In June my husband, who gets lots of review copies unbidden, asked me if I wanted to read Mark Shriver's memoir about his father, Sargent Shriver, who passed away in 2011 at age 95.
"Since you're a fan of all things Kennedy," he said, "I thought you might want to see it."
True, a high point in my adolescent life was standing in back of St. Matthew's Cathedral one December morning in 1963 waiting for mass to begin when suddenly a very tall, very disheveled, very pregnant Eunice Kennedy Shriver pushed past me, wearing smudged red lipstick and a full-length fur coat. But sons are not necessarily good biographers, and anyway, I had a stack of mysteries awaiting my attention.
But then in July, a Facebook friend pointed me to Reeve Lindbergh's review of A Good Man in the Washington Post, suggesting that this was a book I might want to read. Lindbergh — herself the daughter of two famous parents, Charles and Anne Morrow Lindbergh — called it "a moving and thoughtful book." Maybe I'll read this after all, I said to myself. And then a week or two later, my friend Estelle sent me a copy of the book as an early birthday present, telling me she thought I'd connect with it on many levels.
I must be supposed to read this one, I thought.
I got emails from my mom and uncle about Nana, my last living grandparent. The news isn’t great. She’s struggled with dementia for some years now and hasn’t recognized me the last several times I’ve seen her. But while her mind has been betraying her for a while, it’s her health now that seems to hang in the balance.
Not that it’s a surprise at ninety years old. And it’s also not like we’re particularly close anymore. Aside from living 700 milers away, it’s hard to have much of a relationship with someone who has no idea who you are. But there’s something about knowing she’s close to the end of her life that really freaked me out last night.
When I was a little guy, I had three great grandparents that I remember visiting. They all smelled funny and talked constantly about stuff I didn’t understand, but I got that they were family. I’d visit Pappy and Sweetie, who lived in a trailer home on the Mississippi River; Granny Hagen had her own house for a few years, and then she got moved into one of those silos where people wait to die. Yes, there are some retirement facilities that actually have signs of life in them, but this wasn’t one of them. My mom’s family was pretty poor, and things like retirement and end-of-life planning weren’t a particularly high priority.

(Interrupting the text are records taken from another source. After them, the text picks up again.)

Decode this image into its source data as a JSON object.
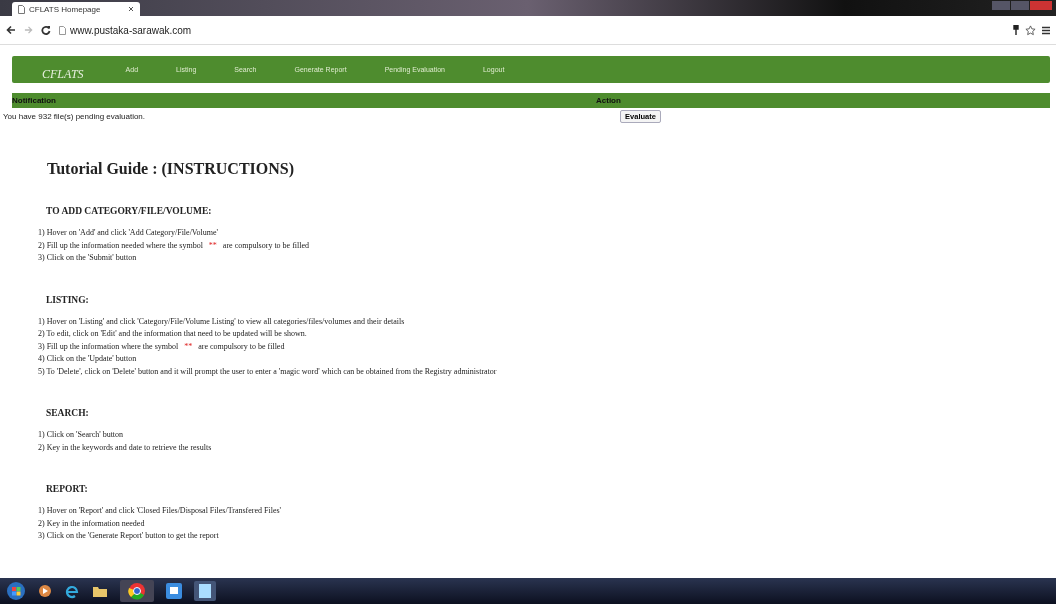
{
  "browser": {
    "tab_title": "CFLATS Homepage",
    "url": "www.pustaka-sarawak.com"
  },
  "nav": {
    "logo": "CFLATS",
    "items": [
      {
        "label": "Add"
      },
      {
        "label": "Listing"
      },
      {
        "label": "Search"
      },
      {
        "label": "Generate Report"
      },
      {
        "label": "Pending Evaluation"
      },
      {
        "label": "Logout"
      }
    ]
  },
  "notification": {
    "header": "Notification",
    "action_header": "Action",
    "message": "You have 932 file(s) pending evaluation.",
    "button": "Evaluate"
  },
  "guide": {
    "title": "Tutorial Guide : (INSTRUCTIONS)",
    "sections": [
      {
        "heading": "TO ADD CATEGORY/FILE/VOLUME:",
        "items": [
          {
            "parts": [
              {
                "kind": "plain",
                "text": "1) Hover on 'Add' and click 'Add Category/File/Volume'"
              }
            ]
          },
          {
            "parts": [
              {
                "kind": "plain",
                "text": "2) Fill up the information needed where the symbol"
              },
              {
                "kind": "required",
                "text": "**"
              },
              {
                "kind": "plain",
                "text": "are compulsory to be filled"
              }
            ]
          },
          {
            "parts": [
              {
                "kind": "plain",
                "text": "3) Click on the 'Submit' button"
              }
            ]
          }
        ]
      },
      {
        "heading": "LISTING:",
        "items": [
          {
            "parts": [
              {
                "kind": "plain",
                "text": "1) Hover on 'Listing' and click 'Category/File/Volume Listing' to view all categories/files/volumes and their details"
              }
            ]
          },
          {
            "parts": [
              {
                "kind": "plain",
                "text": "2) To edit, click on 'Edit' and the information that need to be updated will be shown."
              }
            ]
          },
          {
            "parts": [
              {
                "kind": "plain",
                "text": "3) Fill up the information where the symbol"
              },
              {
                "kind": "required",
                "text": "**"
              },
              {
                "kind": "plain",
                "text": "are compulsory to be filled"
              }
            ]
          },
          {
            "parts": [
              {
                "kind": "plain",
                "text": "4) Click on the 'Update' button"
              }
            ]
          },
          {
            "parts": [
              {
                "kind": "plain",
                "text": "5) To 'Delete', click on 'Delete' button and it will prompt the user to enter a 'magic word' which can be obtained from the Registry administrator"
              }
            ]
          }
        ]
      },
      {
        "heading": "SEARCH:",
        "items": [
          {
            "parts": [
              {
                "kind": "plain",
                "text": "1) Click on 'Search' button"
              }
            ]
          },
          {
            "parts": [
              {
                "kind": "plain",
                "text": "2) Key in the keywords and date to retrieve the results"
              }
            ]
          }
        ]
      },
      {
        "heading": "REPORT:",
        "items": [
          {
            "parts": [
              {
                "kind": "plain",
                "text": "1) Hover on 'Report' and click 'Closed Files/Disposal Files/Transfered Files'"
              }
            ]
          },
          {
            "parts": [
              {
                "kind": "plain",
                "text": "2) Key in the information needed"
              }
            ]
          },
          {
            "parts": [
              {
                "kind": "plain",
                "text": "3) Click on the 'Generate Report' button to get the report"
              }
            ]
          }
        ]
      }
    ]
  }
}
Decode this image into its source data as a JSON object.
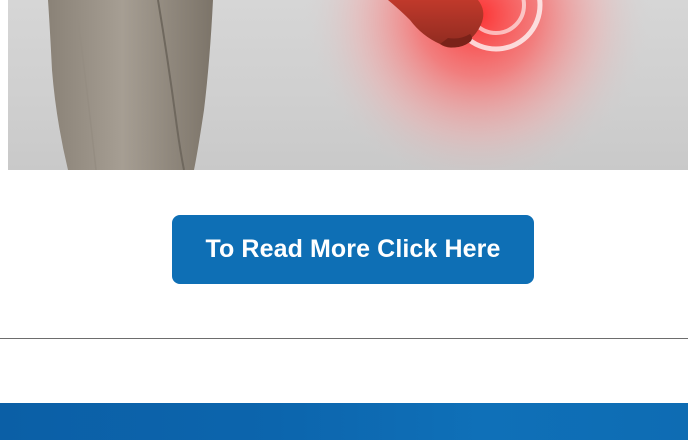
{
  "hero": {
    "image_alt": "Person holding hand with red pain highlight",
    "accent_color": "#ff4d4d"
  },
  "cta": {
    "label": "To Read More Click Here",
    "background": "#0e6fb5",
    "text_color": "#ffffff"
  },
  "footer": {
    "background": "#0c65ad"
  }
}
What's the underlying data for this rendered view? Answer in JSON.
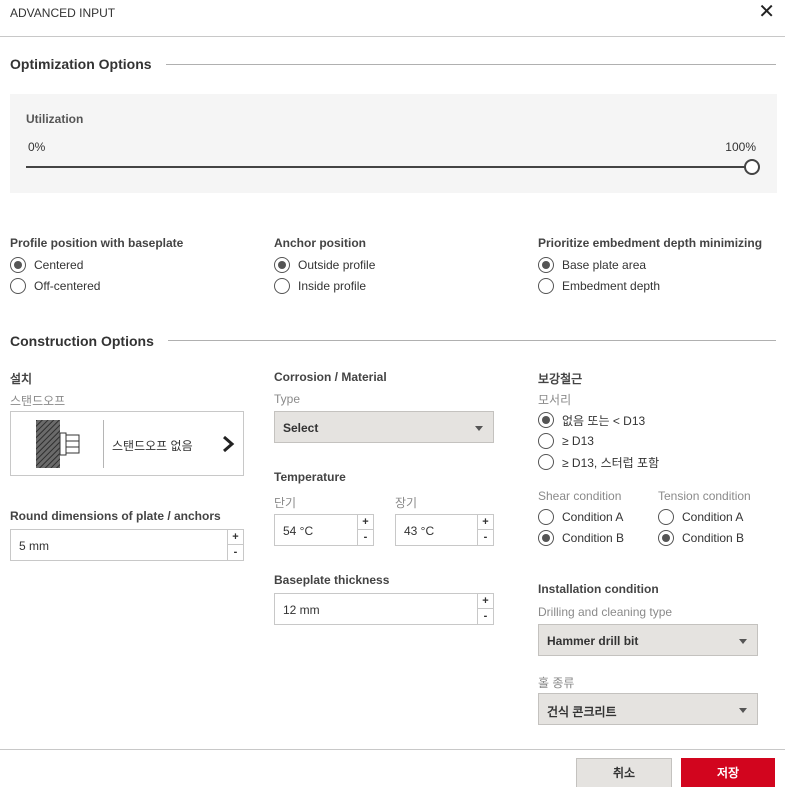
{
  "dialog": {
    "title": "ADVANCED INPUT",
    "close_icon": "close-icon"
  },
  "optimization": {
    "title": "Optimization Options",
    "utilization": {
      "label": "Utilization",
      "min_label": "0%",
      "max_label": "100%",
      "value": 100
    },
    "profile_position": {
      "title": "Profile position with baseplate",
      "options": [
        {
          "label": "Centered",
          "selected": true
        },
        {
          "label": "Off-centered",
          "selected": false
        }
      ]
    },
    "anchor_position": {
      "title": "Anchor position",
      "options": [
        {
          "label": "Outside profile",
          "selected": true
        },
        {
          "label": "Inside profile",
          "selected": false
        }
      ]
    },
    "prioritize": {
      "title": "Prioritize embedment depth minimizing",
      "options": [
        {
          "label": "Base plate area",
          "selected": true
        },
        {
          "label": "Embedment depth",
          "selected": false
        }
      ]
    }
  },
  "construction": {
    "title": "Construction Options",
    "installation": {
      "title": "설치",
      "standoff_label": "스탠드오프",
      "standoff_value": "스탠드오프 없음"
    },
    "round_dimensions": {
      "label": "Round dimensions of plate / anchors",
      "value": "5 mm",
      "plus": "+",
      "minus": "-"
    },
    "corrosion": {
      "title": "Corrosion / Material",
      "type_label": "Type",
      "type_value": "Select"
    },
    "temperature": {
      "title": "Temperature",
      "short_label": "단기",
      "short_value": "54 °C",
      "long_label": "장기",
      "long_value": "43 °C",
      "plus": "+",
      "minus": "-"
    },
    "baseplate_thickness": {
      "label": "Baseplate thickness",
      "value": "12 mm",
      "plus": "+",
      "minus": "-"
    },
    "reinforcement": {
      "title": "보강철근",
      "edge_label": "모서리",
      "edge_options": [
        {
          "label": "없음 또는 < D13",
          "selected": true
        },
        {
          "label": "≥ D13",
          "selected": false
        },
        {
          "label": "≥ D13, 스터럽 포함",
          "selected": false
        }
      ],
      "shear_label": "Shear condition",
      "shear_options": [
        {
          "label": "Condition A",
          "selected": false
        },
        {
          "label": "Condition B",
          "selected": true
        }
      ],
      "tension_label": "Tension condition",
      "tension_options": [
        {
          "label": "Condition A",
          "selected": false
        },
        {
          "label": "Condition B",
          "selected": true
        }
      ]
    },
    "installation_condition": {
      "title": "Installation condition",
      "drilling_label": "Drilling and cleaning type",
      "drilling_value": "Hammer drill bit",
      "hole_label": "홀 종류",
      "hole_value": "건식 콘크리트"
    }
  },
  "footer": {
    "cancel_label": "취소",
    "save_label": "저장"
  },
  "colors": {
    "accent": "#d2051e",
    "select_bg": "#e5e3e0",
    "panel_bg": "#f5f5f5"
  }
}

Their deaths didn’t bother me too much. I didn’t like seeing my parents sad, but that was about it. I’d miss the candy corns and balloons Pappy always gave me (he called candy corns “duck butters” because when he’d feed them to the ducks, their butts would stick up in the air when they reached down to eat them). But my grandparents were the ones I actually knew as people.
Philip Weeks fondly remembers the days when his wife of 56 years, June, was a nurse and an artist whose paintings were compared to Rembrandt's.
Her paintings still hang in their home in Lynchburg, Va., but almost everything else has changed for the couple after she was diagnosed with possible Alzheimer's and then an abrupt form of dementia.
In one moment, the retired Charismatic Episcopal bishop said, she would lean over to kiss him. "An hour later, she looked at me and said, 'Who are you?'" he recalled.
When the person you married goes through a dramatic change, what's a spouse to do? As Valentine's Day approaches, clergy, ethicists and brain injury experts agree: There are no easy answers.